TASK DESCRIPTION: In the lines below, look for "people". Copy each line where it appears.
- - -
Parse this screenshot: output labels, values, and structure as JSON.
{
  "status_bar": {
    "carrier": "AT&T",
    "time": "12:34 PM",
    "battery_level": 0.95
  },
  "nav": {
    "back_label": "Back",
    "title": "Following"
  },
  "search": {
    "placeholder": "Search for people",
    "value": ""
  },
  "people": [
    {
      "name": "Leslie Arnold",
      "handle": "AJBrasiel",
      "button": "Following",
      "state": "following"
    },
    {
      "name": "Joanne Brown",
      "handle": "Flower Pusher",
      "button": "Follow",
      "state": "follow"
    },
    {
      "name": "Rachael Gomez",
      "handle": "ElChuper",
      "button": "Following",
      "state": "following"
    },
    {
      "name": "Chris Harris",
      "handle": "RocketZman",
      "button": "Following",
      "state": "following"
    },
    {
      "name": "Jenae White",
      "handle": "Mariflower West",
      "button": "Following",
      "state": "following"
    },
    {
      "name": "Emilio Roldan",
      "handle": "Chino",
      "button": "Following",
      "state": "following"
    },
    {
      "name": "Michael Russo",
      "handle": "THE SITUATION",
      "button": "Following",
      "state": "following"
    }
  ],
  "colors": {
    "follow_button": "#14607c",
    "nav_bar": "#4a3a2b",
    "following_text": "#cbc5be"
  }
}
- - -
TASK OUTPUT:
    "placeholder": "Search for people",
  "people": [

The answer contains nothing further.